About this task:
Pull out every line below containing the word "JSON".

START Material for this task

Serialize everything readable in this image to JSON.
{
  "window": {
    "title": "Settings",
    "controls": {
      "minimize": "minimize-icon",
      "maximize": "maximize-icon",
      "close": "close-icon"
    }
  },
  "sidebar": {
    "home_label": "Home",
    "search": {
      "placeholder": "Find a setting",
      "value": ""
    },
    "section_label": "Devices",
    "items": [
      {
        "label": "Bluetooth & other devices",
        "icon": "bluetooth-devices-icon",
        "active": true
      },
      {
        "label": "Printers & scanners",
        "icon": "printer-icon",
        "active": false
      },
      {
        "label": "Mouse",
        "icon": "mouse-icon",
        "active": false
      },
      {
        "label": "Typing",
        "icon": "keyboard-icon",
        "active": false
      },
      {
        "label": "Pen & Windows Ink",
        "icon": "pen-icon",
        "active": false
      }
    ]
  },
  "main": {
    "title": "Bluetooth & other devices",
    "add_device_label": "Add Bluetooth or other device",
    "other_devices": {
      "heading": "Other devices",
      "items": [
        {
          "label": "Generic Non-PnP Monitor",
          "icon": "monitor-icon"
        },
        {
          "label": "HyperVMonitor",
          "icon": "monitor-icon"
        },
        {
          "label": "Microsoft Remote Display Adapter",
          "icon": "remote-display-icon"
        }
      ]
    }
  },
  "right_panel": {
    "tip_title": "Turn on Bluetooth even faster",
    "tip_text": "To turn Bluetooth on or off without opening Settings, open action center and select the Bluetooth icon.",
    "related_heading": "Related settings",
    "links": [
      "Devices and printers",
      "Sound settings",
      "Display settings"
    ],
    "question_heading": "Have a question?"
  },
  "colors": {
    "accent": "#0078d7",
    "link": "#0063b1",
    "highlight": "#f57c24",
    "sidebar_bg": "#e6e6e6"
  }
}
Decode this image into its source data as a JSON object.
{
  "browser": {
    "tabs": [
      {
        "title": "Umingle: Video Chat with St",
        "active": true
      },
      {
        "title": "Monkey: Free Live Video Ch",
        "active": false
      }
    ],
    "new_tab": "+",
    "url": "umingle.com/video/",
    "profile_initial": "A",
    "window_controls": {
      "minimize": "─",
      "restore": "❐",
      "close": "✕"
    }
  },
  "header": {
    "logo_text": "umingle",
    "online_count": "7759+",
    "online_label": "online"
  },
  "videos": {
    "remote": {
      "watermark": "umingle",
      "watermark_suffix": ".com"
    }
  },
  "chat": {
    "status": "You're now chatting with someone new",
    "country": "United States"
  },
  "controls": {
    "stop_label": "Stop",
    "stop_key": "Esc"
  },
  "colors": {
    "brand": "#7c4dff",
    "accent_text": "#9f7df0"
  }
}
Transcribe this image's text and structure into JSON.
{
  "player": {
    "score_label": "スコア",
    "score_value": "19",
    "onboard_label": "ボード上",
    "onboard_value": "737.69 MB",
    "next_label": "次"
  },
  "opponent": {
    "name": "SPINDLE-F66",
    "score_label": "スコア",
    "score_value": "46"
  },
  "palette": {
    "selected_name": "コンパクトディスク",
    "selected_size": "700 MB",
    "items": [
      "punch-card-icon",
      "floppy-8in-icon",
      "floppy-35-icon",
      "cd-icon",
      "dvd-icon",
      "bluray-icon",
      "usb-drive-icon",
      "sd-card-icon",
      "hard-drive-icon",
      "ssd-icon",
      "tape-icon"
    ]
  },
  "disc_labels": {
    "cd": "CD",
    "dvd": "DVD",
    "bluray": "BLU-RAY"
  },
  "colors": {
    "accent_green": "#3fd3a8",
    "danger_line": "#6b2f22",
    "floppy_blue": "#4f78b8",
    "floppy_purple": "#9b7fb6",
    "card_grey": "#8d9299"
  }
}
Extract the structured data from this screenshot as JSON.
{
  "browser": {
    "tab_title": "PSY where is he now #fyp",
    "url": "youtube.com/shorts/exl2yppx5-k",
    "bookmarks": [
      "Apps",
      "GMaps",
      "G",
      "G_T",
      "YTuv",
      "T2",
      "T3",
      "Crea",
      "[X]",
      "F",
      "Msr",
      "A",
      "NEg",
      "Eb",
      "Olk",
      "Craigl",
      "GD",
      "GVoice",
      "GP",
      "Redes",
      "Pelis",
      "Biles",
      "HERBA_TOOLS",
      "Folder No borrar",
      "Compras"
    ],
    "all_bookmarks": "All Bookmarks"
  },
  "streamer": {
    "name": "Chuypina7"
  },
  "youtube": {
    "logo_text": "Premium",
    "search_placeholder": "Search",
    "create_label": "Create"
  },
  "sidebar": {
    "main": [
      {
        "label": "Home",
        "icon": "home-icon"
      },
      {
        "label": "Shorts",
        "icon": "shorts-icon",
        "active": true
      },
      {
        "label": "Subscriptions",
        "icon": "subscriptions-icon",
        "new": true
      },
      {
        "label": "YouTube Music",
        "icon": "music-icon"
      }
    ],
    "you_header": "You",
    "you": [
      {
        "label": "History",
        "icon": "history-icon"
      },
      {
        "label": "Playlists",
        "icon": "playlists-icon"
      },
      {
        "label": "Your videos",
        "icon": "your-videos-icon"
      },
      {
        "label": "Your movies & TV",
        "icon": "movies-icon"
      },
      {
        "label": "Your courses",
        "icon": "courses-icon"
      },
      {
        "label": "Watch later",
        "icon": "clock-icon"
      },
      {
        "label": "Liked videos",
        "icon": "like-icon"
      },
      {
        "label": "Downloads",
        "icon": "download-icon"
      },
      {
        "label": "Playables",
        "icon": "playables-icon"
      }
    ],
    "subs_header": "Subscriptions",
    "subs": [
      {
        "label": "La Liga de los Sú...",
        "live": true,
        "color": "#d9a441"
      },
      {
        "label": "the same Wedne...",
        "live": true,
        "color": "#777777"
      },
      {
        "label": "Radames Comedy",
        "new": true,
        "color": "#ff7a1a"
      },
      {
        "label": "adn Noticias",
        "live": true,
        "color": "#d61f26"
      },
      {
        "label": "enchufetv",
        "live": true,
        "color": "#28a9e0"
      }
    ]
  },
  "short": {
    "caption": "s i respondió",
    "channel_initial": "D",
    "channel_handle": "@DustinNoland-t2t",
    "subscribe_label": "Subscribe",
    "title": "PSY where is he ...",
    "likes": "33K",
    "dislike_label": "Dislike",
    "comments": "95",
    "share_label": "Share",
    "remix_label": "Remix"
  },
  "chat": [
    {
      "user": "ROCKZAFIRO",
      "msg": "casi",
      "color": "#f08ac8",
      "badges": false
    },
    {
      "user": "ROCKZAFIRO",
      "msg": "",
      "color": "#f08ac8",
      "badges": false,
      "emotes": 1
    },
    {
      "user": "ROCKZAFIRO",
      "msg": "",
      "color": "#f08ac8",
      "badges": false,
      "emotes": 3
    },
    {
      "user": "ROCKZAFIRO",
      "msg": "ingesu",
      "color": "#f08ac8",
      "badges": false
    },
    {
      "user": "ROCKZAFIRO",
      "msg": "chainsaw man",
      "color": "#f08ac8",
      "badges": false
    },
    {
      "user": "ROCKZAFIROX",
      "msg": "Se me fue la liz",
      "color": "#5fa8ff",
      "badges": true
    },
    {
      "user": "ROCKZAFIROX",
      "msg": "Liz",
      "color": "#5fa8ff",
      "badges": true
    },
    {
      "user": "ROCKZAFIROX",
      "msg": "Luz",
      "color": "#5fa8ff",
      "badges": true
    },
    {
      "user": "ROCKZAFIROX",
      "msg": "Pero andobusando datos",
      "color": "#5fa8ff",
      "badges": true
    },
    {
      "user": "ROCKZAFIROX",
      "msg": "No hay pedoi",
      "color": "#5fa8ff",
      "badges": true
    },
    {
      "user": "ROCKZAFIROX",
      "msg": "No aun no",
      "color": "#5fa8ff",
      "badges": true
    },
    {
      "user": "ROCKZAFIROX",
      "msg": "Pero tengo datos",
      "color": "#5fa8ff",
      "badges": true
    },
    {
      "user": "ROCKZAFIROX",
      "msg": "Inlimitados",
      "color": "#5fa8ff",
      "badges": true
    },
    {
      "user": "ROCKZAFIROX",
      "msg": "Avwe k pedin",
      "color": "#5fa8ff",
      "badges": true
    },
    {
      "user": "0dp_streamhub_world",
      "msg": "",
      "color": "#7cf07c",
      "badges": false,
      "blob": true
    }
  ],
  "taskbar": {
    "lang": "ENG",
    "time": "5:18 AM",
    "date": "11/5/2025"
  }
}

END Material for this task

Response to the exercise:
Serialize everything readable in this image to JSON.
Decode this image into its source data as a JSON object.
Transcribe this image's text and structure into JSON.
Extract the structured data from this screenshot as JSON.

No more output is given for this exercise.